Excerpted data ▸
----------

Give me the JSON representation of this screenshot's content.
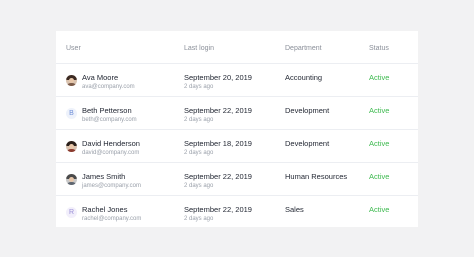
{
  "table": {
    "headers": {
      "user": "User",
      "last_login": "Last login",
      "department": "Department",
      "status": "Status"
    },
    "rows": [
      {
        "name": "Ava Moore",
        "email": "ava@company.com",
        "last_login": "September 20, 2019",
        "ago": "2 days ago",
        "department": "Accounting",
        "status": "Active",
        "avatar": "photo"
      },
      {
        "name": "Beth Petterson",
        "email": "beth@company.com",
        "last_login": "September 22, 2019",
        "ago": "2 days ago",
        "department": "Development",
        "status": "Active",
        "avatar": "letter",
        "avatar_letter": "B"
      },
      {
        "name": "David Henderson",
        "email": "david@company.com",
        "last_login": "September 18, 2019",
        "ago": "2 days ago",
        "department": "Development",
        "status": "Active",
        "avatar": "photo"
      },
      {
        "name": "James Smith",
        "email": "james@company.com",
        "last_login": "September 22, 2019",
        "ago": "2 days ago",
        "department": "Human Resources",
        "status": "Active",
        "avatar": "photo"
      },
      {
        "name": "Rachel Jones",
        "email": "rachel@company.com",
        "last_login": "September 22, 2019",
        "ago": "2 days ago",
        "department": "Sales",
        "status": "Active",
        "avatar": "letter",
        "avatar_letter": "R"
      }
    ]
  },
  "colors": {
    "status_active": "#3cb94e",
    "background": "#f2f2f3",
    "card": "#ffffff"
  }
}
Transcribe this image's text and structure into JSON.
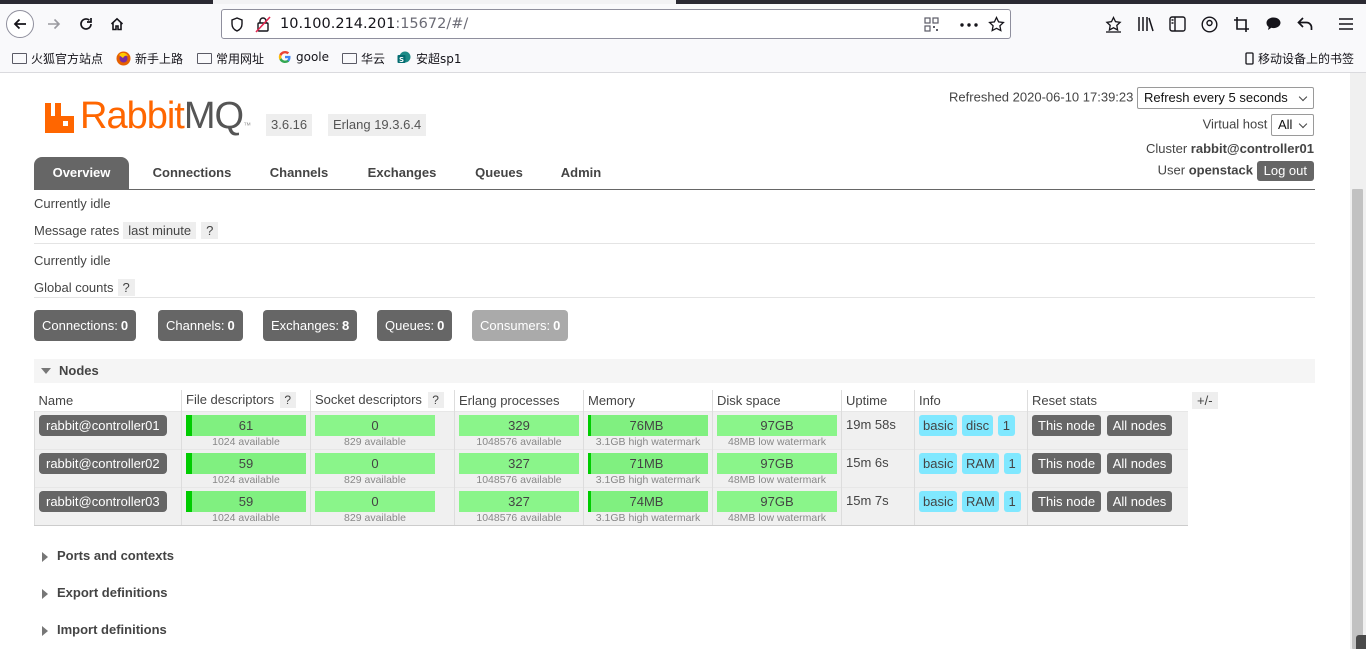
{
  "browser": {
    "url_host": "10.100.214.201",
    "url_rest": ":15672/#/",
    "bookmarks": [
      {
        "label": "火狐官方站点",
        "icon": "folder-icon"
      },
      {
        "label": "新手上路",
        "icon": "firefox-icon"
      },
      {
        "label": "常用网址",
        "icon": "folder-icon"
      },
      {
        "label": "goole",
        "icon": "google-icon"
      },
      {
        "label": "华云",
        "icon": "folder-icon"
      },
      {
        "label": "安超sp1",
        "icon": "sharepoint-icon"
      }
    ],
    "mobile_bookmarks": "移动设备上的书签"
  },
  "header": {
    "logo_rabbit": "Rabbit",
    "logo_mq": "MQ",
    "logo_tm": "™",
    "version": "3.6.16",
    "erlang": "Erlang 19.3.6.4",
    "refreshed_label": "Refreshed",
    "refreshed_value": "2020-06-10 17:39:23",
    "refresh_select": "Refresh every 5 seconds",
    "vhost_label": "Virtual host",
    "vhost_value": "All",
    "cluster_label": "Cluster",
    "cluster_value": "rabbit@controller01",
    "user_label": "User",
    "user_value": "openstack",
    "logout": "Log out"
  },
  "tabs": [
    "Overview",
    "Connections",
    "Channels",
    "Exchanges",
    "Queues",
    "Admin"
  ],
  "overview": {
    "idle1": "Currently idle",
    "message_rates_label": "Message rates",
    "message_rates_value": "last minute",
    "help": "?",
    "idle2": "Currently idle",
    "global_counts_label": "Global counts"
  },
  "counts": [
    {
      "label": "Connections:",
      "value": "0"
    },
    {
      "label": "Channels:",
      "value": "0"
    },
    {
      "label": "Exchanges:",
      "value": "8"
    },
    {
      "label": "Queues:",
      "value": "0"
    },
    {
      "label": "Consumers:",
      "value": "0"
    }
  ],
  "nodes": {
    "title": "Nodes",
    "columns": [
      "Name",
      "File descriptors",
      "Socket descriptors",
      "Erlang processes",
      "Memory",
      "Disk space",
      "Uptime",
      "Info",
      "Reset stats"
    ],
    "plusminus": "+/-",
    "rows": [
      {
        "name": "rabbit@controller01",
        "fd": "61",
        "fd_sub": "1024 available",
        "sd": "0",
        "sd_sub": "829 available",
        "ep": "329",
        "ep_sub": "1048576 available",
        "mem": "76MB",
        "mem_sub": "3.1GB high watermark",
        "disk": "97GB",
        "disk_sub": "48MB low watermark",
        "uptime": "19m 58s",
        "info": [
          "basic",
          "disc",
          "1"
        ],
        "reset_this": "This node",
        "reset_all": "All nodes"
      },
      {
        "name": "rabbit@controller02",
        "fd": "59",
        "fd_sub": "1024 available",
        "sd": "0",
        "sd_sub": "829 available",
        "ep": "327",
        "ep_sub": "1048576 available",
        "mem": "71MB",
        "mem_sub": "3.1GB high watermark",
        "disk": "97GB",
        "disk_sub": "48MB low watermark",
        "uptime": "15m 6s",
        "info": [
          "basic",
          "RAM",
          "1"
        ],
        "reset_this": "This node",
        "reset_all": "All nodes"
      },
      {
        "name": "rabbit@controller03",
        "fd": "59",
        "fd_sub": "1024 available",
        "sd": "0",
        "sd_sub": "829 available",
        "ep": "327",
        "ep_sub": "1048576 available",
        "mem": "74MB",
        "mem_sub": "3.1GB high watermark",
        "disk": "97GB",
        "disk_sub": "48MB low watermark",
        "uptime": "15m 7s",
        "info": [
          "basic",
          "RAM",
          "1"
        ],
        "reset_this": "This node",
        "reset_all": "All nodes"
      }
    ]
  },
  "sections": [
    "Ports and contexts",
    "Export definitions",
    "Import definitions"
  ],
  "colors": {
    "brand": "#ff6600",
    "bar_fill": "#80f080",
    "bar_edge": "#00cc00",
    "tag": "#80e8ff",
    "button": "#666666"
  }
}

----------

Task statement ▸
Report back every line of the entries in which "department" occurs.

Task answer ▸
      "department": "Department",
        "department": "Accounting",
        "department": "Development",
        "department": "Development",
        "department": "Human Resources",
        "department": "Sales",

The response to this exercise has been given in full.